Temple University. "Pain In The Neck: Too Much Texting Could Lead To Overuse Injuries." ScienceDaily. www.sciencedaily.com/releases/2009/11/091110105355.htm (accessed July 23, 2014).

Share This




More Health & Medicine News

Wednesday, July 23, 2014

Featured Research

from universities, journals, and other organizations


Featured Videos

from AP, Reuters, AFP, and other news services

Courts Conflicted Over Healthcare Law

Courts Conflicted Over Healthcare Law

AP (July 22, 2014) Two federal appeals courts issued conflicting rulings Tuesday on the legality of the federally-run healthcare exchange that operates in 36 states. (July 22) Video provided by AP
Powered by NewsLook.com
Why Do People Believe We Only Use 10 Percent Of Our Brains?

Why Do People Believe We Only Use 10 Percent Of Our Brains?

Newsy (July 22, 2014) The new sci-fi thriller "Lucy" is making people question whether we really use all our brainpower. But, as scientists have insisted for years, we do. Video provided by Newsy
Powered by NewsLook.com
Scientists Find New Way To Make Human Platelets

Scientists Find New Way To Make Human Platelets

Newsy (July 22, 2014) Boston scientists have discovered a new way to create fully functioning human platelets using a bioreactor and human stem cells. Video provided by Newsy
Powered by NewsLook.com
Gilead's $1000-a-Pill Drug Could Cure Hep C in HIV-Positive People

Gilead's $1000-a-Pill Drug Could Cure Hep C in HIV-Positive People

TheStreet (July 21, 2014) New research shows Gilead Science's drug Sovaldi helps in curing hepatitis C in those who suffer from HIV. In a medical study, the combination of Gilead's Hep C drug with anti-viral drug Ribavirin cured 76% of HIV-positive patients suffering from the most common hepatitis C strain. Hepatitis C and related complications have been a top cause of death in HIV-positive patients. Typical medication used to treat the disease, including interferon proteins, tended to react badly with HIV drugs. However, Sovaldi's %1,000-a-pill price tag could limit the number of patients able to access the treatment. TheStreet's Keris Lahiff reports from New York. Video provided by TheStreet
Powered by NewsLook.com

Search ScienceDaily

Number of stories in archives: 140,361

Find with keyword(s):
Enter a keyword or phrase to search ScienceDaily for related topics and research stories.

Save/Print:
Share:

Breaking News:
from the past week

In Other News

... from NewsDaily.com

Science News

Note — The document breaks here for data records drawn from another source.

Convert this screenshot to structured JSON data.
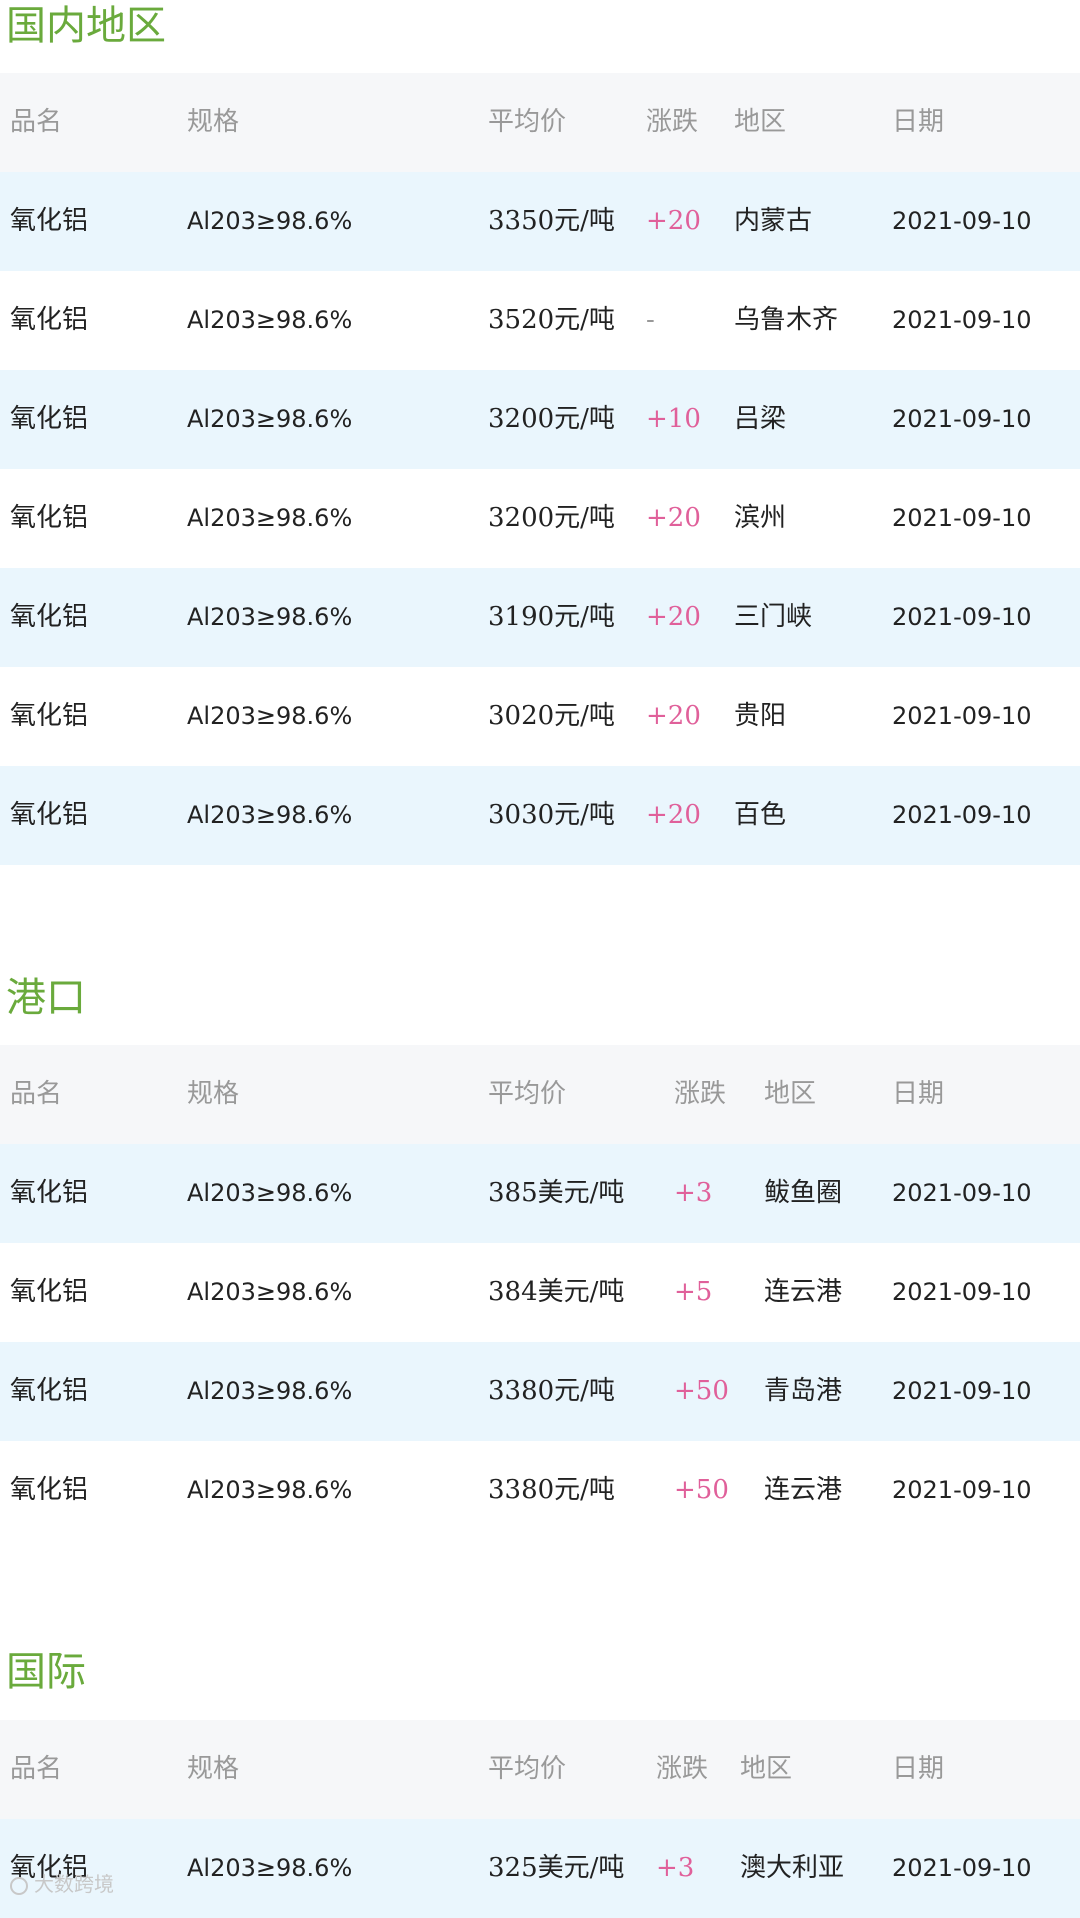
{
  "headers": {
    "name": "品名",
    "spec": "规格",
    "price": "平均价",
    "change": "涨跌",
    "region": "地区",
    "date": "日期"
  },
  "domestic": {
    "title": "国内地区",
    "rows": [
      {
        "name": "氧化铝",
        "spec": "Al203≥98.6%",
        "price": "3350元/吨",
        "change": "+20",
        "region": "内蒙古",
        "date": "2021-09-10"
      },
      {
        "name": "氧化铝",
        "spec": "Al203≥98.6%",
        "price": "3520元/吨",
        "change": "-",
        "region": "乌鲁木齐",
        "date": "2021-09-10"
      },
      {
        "name": "氧化铝",
        "spec": "Al203≥98.6%",
        "price": "3200元/吨",
        "change": "+10",
        "region": "吕梁",
        "date": "2021-09-10"
      },
      {
        "name": "氧化铝",
        "spec": "Al203≥98.6%",
        "price": "3200元/吨",
        "change": "+20",
        "region": "滨州",
        "date": "2021-09-10"
      },
      {
        "name": "氧化铝",
        "spec": "Al203≥98.6%",
        "price": "3190元/吨",
        "change": "+20",
        "region": "三门峡",
        "date": "2021-09-10"
      },
      {
        "name": "氧化铝",
        "spec": "Al203≥98.6%",
        "price": "3020元/吨",
        "change": "+20",
        "region": "贵阳",
        "date": "2021-09-10"
      },
      {
        "name": "氧化铝",
        "spec": "Al203≥98.6%",
        "price": "3030元/吨",
        "change": "+20",
        "region": "百色",
        "date": "2021-09-10"
      }
    ]
  },
  "port": {
    "title": "港口",
    "rows": [
      {
        "name": "氧化铝",
        "spec": "Al203≥98.6%",
        "price": "385美元/吨",
        "change": "+3",
        "region": "鲅鱼圈",
        "date": "2021-09-10"
      },
      {
        "name": "氧化铝",
        "spec": "Al203≥98.6%",
        "price": "384美元/吨",
        "change": "+5",
        "region": "连云港",
        "date": "2021-09-10"
      },
      {
        "name": "氧化铝",
        "spec": "Al203≥98.6%",
        "price": "3380元/吨",
        "change": "+50",
        "region": "青岛港",
        "date": "2021-09-10"
      },
      {
        "name": "氧化铝",
        "spec": "Al203≥98.6%",
        "price": "3380元/吨",
        "change": "+50",
        "region": "连云港",
        "date": "2021-09-10"
      }
    ]
  },
  "international": {
    "title": "国际",
    "rows": [
      {
        "name": "氧化铝",
        "spec": "Al203≥98.6%",
        "price": "325美元/吨",
        "change": "+3",
        "region": "澳大利亚",
        "date": "2021-09-10"
      }
    ]
  },
  "watermark": "大数跨境",
  "colors": {
    "title_green": "#6aaa3c",
    "change_pink": "#e0609a",
    "row_shade": "#eaf6fd",
    "header_bg": "#f6f7f9"
  }
}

Health News

Environment News

Technology News



Save/Print:
Share:

Free Subscriptions


Get the latest science news with ScienceDaily's free email newsletters, updated daily and weekly. Or view hourly updated newsfeeds in your RSS reader:

Get Social & Mobile


Keep up to date with the latest news from ScienceDaily via social networks and mobile apps:

Have Feedback?


Tell us what you think of ScienceDaily -- we welcome both positive and negative comments. Have any problems using the site? Questions?
Mobile: iPhone Android Web
Follow: Facebook Twitter Google+
Subscribe: RSS Feeds Email Newsletters
Latest Headlines Health & Medicine Mind & Brain Space & Time Matter & Energy Computers & Math Plants & Animals Earth & Climate Fossils & Ruins